Mining icon gets tourism seal of approval

CELEBRATION -- volunteers (from left) Bob Gow, Malcolm Carter and Ida Curtis receive the Visit England Accreditation from (right) Notts County Council chairman, Coun Keith Walker (Con) -- DISPIC NHUD11-2425-1
CELEBRATION -- volunteers (from left) Bob Gow, Malcolm Carter and Ida Curtis receive the Visit England Accreditation from (right) Notts County Council chairman, Coun Keith Walker (Con) -- DISPIC NHUD11-2425-1

THE BESTWOOD winding engine house — an iconic symbol of the Dispatch district’s mining heritage — has been nationally recognised in its new life as a tourist attraction.

The steam-powered engine and its building were part of the former Bestwood Colliery in Bestwood Village and once helped the pit to a lofty position as the most productive mine in the world.

But with the demise of the colliery in the late 1960s, the historic landmark fell into a state of disrepair.

For almost two decades, the only reason it survived was the dedication of a group of volunteers, led by former Bestwood miner and ex-Ashfield District councillor Bob Gow, of Hucknall.

It was finally transformed in 2009/2010 into a visitor and education centre as part of a £2.4 million project, backed by Notts County Council and the Heritage Lottery Fund.

Now it has been officially endorsed by the national tourism body, Visit England, with accreditation under the Places of Interest Quality Assurance Scheme (PIQAS).

The accolade is given to small attractions meeting high standards of customer care and providing an excellent visitor-experience.

An undercover ‘mystery shopper’ visited the winding engine house, which stands within the grounds of Bestwood Country Park, earlier this year to check out its qualities.

Coun John Cottee (Con), lead member for culture and community at the county council, said: “The Bestwood winding engine house provides a fascinating insight into Nottinghamshire’s mining heritage and is fully deserving of this accolade.

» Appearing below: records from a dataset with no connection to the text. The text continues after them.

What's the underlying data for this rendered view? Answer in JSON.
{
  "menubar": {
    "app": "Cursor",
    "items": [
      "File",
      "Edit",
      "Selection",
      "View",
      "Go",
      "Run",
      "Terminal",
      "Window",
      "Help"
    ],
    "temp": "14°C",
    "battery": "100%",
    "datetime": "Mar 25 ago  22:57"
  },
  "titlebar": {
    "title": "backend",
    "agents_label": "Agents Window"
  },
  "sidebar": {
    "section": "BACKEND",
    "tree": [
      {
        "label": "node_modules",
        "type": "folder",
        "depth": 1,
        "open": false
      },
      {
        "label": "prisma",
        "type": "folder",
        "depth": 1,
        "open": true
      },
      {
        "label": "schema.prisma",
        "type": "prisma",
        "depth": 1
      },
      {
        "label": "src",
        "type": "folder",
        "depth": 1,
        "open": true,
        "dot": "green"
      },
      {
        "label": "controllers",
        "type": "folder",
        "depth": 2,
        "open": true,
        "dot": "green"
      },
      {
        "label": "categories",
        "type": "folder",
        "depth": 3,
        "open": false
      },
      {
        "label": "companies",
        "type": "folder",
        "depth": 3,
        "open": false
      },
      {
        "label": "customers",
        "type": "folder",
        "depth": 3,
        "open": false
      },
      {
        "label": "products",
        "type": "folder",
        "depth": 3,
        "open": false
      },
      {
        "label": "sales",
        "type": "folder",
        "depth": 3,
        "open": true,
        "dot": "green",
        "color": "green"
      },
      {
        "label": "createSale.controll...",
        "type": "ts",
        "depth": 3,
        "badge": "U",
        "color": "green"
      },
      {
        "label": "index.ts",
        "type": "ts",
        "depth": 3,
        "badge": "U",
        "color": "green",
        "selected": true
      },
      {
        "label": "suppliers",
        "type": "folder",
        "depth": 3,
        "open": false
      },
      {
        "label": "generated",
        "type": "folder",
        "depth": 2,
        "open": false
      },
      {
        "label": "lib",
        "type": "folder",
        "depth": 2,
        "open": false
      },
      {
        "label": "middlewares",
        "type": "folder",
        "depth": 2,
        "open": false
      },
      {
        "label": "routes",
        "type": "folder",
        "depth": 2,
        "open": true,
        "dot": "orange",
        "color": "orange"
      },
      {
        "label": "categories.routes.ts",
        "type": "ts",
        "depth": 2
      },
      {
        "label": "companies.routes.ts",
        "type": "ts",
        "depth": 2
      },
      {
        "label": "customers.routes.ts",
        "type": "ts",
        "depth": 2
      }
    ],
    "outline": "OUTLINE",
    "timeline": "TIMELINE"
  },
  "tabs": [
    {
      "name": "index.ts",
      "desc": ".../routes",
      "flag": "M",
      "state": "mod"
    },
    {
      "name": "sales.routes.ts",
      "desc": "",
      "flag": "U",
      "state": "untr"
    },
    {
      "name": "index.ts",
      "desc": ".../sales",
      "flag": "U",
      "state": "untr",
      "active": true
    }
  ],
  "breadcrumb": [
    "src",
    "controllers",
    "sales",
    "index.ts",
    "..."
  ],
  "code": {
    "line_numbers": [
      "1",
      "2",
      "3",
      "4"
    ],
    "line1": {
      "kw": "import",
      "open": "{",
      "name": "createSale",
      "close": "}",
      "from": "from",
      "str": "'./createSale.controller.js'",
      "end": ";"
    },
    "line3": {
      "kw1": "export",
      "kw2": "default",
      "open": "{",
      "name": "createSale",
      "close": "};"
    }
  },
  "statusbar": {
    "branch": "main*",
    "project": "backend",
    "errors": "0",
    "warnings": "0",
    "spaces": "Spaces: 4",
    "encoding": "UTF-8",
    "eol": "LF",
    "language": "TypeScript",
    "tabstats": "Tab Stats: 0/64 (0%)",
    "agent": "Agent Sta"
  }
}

“The award is testament to the hard work, dedication and knowledge of the volunteers at the engine house who make visitors’ experiences so interesting.”

To complete a special week for the winding engine house volunteers, their group has also been shortlisted in the prestigious English Heritage Angel Awards.

Sixteen finalists have been chosen from 200 entries, with the Bestwood group one of the forerunners in the ‘Best Rescue Of An Industrial Building Or Site’ category.

The head of the awards is Andrew Lloyd-Webber, and the winners will be announced at a star-studded ceremony at the Palace Theatre in London on Monday October 31.